State Department and AID sources agree that economic development is vital. But they also insist that third-world families deserve the right to make the same choices on limiting family size that the developed nations have long taken for granted.
Ambassador Green advocates more family-planning incentives, such as bonuses of either one payment of 500 rupees ($46), or 50 rupees ($4.60) a month for life , offered by one Bombay factory to workers who limit their families to two children.
He sees this as not coercive but as an added inducement to a voluntary decision.
The right-to-life lobby in the US, however, sees such incentives as tantamount to coercion, and opening the way to enforced abortion and sterilization. The lobby is trying to stop any direct or indirect US funds going to China or any other country using such incentives.
The AID budget for family-planning projects this year is $240 million. Since 1974 no funds are permitted to go directly to any country where family-planning programs include abortion. The White House this year has added that no funds may go indirectly via international voluntary groups.
The Sri Lankan government offers the considerable incentive of 500 rupees ($ 23) for every man and woman who chooses sterilization. Presidential adviser Dr. Wickrema Weerasooria in Colombo denies this represents coercion. He calls it compensation for the time people lose in having the operation. The government, he says, has to match private tea plantations offering 700 rupees ($32) to each worker.

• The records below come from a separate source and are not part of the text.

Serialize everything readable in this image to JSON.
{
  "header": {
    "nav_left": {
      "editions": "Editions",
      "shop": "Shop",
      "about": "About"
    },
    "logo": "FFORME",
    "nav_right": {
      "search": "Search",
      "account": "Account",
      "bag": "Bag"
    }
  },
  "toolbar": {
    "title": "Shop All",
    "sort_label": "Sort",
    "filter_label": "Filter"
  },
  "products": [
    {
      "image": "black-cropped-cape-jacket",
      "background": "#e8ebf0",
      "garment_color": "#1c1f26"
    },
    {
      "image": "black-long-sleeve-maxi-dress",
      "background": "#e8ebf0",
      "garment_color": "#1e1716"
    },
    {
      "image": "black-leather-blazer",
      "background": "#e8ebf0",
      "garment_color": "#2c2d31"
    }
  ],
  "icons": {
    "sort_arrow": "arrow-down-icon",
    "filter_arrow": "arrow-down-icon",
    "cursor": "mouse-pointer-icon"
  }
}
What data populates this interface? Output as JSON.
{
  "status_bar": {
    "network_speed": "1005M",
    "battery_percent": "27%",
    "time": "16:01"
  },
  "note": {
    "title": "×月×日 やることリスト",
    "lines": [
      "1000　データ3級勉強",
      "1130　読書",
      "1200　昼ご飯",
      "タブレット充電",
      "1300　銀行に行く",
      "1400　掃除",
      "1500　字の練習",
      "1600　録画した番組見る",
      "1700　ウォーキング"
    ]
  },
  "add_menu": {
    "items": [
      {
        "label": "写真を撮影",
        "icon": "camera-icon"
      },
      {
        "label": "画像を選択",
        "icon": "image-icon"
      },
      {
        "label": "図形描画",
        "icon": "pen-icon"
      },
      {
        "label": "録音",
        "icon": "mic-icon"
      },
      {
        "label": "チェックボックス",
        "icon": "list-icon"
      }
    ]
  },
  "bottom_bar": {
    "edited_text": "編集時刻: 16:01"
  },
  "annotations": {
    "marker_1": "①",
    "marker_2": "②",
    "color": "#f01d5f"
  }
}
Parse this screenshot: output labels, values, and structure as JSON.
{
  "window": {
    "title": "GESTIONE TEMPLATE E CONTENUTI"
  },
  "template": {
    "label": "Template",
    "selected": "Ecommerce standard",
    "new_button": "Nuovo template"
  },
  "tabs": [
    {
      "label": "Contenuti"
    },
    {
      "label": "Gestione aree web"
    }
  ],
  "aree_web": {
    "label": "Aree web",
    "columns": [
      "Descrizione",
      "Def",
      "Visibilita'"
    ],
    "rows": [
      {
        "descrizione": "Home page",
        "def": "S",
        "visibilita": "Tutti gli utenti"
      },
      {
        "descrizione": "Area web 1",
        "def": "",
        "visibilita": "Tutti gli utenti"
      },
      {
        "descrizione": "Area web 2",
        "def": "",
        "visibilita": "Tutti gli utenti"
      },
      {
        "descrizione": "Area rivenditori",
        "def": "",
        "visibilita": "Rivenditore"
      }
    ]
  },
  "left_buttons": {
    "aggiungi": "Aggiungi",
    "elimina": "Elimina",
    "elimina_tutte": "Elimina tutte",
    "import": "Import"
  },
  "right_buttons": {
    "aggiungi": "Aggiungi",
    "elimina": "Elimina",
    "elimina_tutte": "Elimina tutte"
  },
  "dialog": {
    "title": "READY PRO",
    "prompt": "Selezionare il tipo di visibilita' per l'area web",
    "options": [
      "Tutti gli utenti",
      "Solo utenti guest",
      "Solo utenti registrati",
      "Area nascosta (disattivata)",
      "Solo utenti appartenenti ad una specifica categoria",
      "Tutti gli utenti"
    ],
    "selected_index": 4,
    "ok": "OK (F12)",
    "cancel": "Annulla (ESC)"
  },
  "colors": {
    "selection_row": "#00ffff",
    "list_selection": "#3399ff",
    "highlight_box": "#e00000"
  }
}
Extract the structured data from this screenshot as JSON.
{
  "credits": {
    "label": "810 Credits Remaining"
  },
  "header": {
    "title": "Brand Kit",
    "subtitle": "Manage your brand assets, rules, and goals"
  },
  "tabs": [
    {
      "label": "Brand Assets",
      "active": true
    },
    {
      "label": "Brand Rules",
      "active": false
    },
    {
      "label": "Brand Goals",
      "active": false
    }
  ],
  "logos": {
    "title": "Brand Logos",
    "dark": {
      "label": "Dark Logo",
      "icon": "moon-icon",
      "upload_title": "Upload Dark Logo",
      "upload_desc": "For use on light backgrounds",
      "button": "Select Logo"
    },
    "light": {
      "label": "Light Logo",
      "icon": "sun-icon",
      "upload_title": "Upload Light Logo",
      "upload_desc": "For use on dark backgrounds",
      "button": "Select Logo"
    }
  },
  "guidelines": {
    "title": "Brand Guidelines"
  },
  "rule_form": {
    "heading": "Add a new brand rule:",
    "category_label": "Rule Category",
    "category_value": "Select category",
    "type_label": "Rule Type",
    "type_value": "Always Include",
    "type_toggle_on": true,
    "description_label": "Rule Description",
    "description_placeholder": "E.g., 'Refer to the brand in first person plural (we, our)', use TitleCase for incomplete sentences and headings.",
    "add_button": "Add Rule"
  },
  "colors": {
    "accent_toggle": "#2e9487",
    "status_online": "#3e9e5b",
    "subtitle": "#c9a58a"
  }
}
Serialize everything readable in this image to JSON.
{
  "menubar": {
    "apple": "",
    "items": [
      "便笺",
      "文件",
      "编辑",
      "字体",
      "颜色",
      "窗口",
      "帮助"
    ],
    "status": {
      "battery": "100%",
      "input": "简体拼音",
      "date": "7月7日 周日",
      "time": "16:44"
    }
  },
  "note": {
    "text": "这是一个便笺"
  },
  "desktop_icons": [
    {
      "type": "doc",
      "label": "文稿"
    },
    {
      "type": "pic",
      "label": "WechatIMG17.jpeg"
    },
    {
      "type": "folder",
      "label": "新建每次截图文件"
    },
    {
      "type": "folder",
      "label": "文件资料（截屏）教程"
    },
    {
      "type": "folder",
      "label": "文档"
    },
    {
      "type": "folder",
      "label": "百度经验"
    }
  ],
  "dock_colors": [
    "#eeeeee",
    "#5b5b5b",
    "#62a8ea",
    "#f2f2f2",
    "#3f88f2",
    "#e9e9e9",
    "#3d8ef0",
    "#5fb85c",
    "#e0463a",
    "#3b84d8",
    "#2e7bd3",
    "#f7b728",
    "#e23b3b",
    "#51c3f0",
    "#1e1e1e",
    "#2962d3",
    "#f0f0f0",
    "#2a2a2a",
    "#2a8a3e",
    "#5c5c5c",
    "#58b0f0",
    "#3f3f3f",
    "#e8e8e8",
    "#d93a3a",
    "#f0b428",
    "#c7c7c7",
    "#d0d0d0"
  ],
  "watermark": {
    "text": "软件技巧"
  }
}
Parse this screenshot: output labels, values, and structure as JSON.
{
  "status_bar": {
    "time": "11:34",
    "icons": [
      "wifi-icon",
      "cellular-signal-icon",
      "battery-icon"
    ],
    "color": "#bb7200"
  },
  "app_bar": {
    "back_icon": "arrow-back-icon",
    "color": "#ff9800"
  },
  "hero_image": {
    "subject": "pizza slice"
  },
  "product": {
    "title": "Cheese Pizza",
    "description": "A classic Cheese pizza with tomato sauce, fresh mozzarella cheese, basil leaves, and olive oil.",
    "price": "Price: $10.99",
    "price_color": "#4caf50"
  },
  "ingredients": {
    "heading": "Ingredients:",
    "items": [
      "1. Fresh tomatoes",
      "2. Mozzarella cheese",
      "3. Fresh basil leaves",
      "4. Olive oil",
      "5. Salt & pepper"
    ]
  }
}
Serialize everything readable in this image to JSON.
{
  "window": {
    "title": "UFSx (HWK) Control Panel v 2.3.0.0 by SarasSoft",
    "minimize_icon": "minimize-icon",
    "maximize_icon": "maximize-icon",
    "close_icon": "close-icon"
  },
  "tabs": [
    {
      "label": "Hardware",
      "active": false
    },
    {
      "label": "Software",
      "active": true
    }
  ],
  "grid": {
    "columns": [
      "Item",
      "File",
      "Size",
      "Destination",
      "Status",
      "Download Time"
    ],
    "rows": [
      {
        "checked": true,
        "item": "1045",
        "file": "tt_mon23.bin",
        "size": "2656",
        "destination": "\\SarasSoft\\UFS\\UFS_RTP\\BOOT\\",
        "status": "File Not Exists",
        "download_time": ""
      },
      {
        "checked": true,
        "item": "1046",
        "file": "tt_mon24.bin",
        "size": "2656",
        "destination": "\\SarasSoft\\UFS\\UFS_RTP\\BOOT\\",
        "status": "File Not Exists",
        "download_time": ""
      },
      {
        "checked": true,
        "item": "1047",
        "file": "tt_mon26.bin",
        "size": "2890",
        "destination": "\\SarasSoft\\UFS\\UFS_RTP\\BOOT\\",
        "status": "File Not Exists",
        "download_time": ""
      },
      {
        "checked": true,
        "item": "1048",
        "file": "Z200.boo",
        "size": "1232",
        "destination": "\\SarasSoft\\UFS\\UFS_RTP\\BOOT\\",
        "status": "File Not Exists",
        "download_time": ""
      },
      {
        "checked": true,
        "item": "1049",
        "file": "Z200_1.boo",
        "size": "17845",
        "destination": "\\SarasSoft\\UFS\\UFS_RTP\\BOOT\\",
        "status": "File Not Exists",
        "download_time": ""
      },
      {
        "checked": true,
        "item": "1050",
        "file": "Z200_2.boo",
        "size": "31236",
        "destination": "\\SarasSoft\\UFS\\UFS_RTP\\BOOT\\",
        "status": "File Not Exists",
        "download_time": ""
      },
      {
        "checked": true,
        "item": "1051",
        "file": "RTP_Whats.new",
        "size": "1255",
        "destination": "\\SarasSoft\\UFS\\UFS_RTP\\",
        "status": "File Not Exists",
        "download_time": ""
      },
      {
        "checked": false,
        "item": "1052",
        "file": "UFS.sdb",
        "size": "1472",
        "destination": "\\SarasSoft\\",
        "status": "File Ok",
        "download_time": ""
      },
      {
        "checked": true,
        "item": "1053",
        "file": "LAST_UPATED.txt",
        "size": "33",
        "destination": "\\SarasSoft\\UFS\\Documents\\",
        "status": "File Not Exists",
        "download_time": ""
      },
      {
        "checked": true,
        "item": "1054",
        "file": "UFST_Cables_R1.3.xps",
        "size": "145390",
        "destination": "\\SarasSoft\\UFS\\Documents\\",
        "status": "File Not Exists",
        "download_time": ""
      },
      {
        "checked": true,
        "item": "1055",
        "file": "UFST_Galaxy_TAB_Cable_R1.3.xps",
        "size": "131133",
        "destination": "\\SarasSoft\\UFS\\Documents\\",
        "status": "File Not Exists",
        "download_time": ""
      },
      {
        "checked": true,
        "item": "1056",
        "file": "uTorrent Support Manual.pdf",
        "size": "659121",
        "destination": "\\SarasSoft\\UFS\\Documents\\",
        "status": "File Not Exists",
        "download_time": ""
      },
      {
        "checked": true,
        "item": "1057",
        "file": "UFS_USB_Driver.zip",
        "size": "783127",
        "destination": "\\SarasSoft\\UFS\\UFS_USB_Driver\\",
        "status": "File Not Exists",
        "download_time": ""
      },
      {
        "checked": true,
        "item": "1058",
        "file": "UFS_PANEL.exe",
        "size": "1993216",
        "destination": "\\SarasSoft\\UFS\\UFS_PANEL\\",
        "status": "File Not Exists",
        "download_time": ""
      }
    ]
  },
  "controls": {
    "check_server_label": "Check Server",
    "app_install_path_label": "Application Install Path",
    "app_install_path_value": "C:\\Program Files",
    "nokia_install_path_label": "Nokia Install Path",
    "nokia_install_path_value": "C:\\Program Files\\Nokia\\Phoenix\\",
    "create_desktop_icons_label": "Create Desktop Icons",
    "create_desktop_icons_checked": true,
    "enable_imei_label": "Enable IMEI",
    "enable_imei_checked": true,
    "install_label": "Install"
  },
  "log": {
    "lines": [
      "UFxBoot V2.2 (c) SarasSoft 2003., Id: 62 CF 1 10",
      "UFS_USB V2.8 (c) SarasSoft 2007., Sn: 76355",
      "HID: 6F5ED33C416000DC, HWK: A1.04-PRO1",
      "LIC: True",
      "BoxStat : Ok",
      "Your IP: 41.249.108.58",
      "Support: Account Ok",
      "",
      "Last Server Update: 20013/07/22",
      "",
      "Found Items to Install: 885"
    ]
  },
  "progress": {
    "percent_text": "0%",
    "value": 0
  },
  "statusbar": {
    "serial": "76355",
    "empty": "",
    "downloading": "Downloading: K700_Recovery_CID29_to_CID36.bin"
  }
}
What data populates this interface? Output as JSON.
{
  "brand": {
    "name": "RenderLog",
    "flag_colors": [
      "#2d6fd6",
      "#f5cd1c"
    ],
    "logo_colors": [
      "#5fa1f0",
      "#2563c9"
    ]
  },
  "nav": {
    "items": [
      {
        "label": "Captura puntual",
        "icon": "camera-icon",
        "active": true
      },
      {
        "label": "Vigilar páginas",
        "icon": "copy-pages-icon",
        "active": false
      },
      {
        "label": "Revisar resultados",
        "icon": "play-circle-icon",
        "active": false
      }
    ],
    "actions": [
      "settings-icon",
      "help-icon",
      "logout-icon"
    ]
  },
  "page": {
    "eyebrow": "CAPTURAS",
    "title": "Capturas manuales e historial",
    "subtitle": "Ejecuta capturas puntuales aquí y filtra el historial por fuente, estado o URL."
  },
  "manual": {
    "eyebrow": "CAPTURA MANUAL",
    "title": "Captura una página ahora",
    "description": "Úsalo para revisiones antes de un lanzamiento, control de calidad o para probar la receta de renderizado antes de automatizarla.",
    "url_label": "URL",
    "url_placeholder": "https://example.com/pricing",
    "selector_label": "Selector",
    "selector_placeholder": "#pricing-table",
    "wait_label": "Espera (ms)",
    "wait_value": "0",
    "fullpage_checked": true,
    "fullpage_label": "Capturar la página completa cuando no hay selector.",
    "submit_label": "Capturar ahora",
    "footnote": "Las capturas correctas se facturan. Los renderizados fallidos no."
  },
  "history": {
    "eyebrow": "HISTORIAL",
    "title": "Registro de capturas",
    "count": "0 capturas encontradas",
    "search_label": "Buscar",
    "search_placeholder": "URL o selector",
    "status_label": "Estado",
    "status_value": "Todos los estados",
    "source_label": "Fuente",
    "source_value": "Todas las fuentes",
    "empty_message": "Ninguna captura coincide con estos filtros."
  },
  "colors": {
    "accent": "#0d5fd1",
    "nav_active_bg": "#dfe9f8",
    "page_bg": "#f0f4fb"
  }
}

Incentives are part of China's campaign to limit its population to 1.2 billion by 2000. One-child families receive priority in housing, child and health care. In some communes one-child parents receive bonuses equal to one-third their annual wages, and an extra plot of land.
India is experimenting with similar incentives in some states.
Indonesia on the other hand has rejected monetary incentives as too open to abuse.
Meanwhile, many experts stress that the answers to overcrowding and unrest lie in a range of other fields such as more schools, better health care, and ways to enhance the status of women.
Next: Education -- facts for third-world women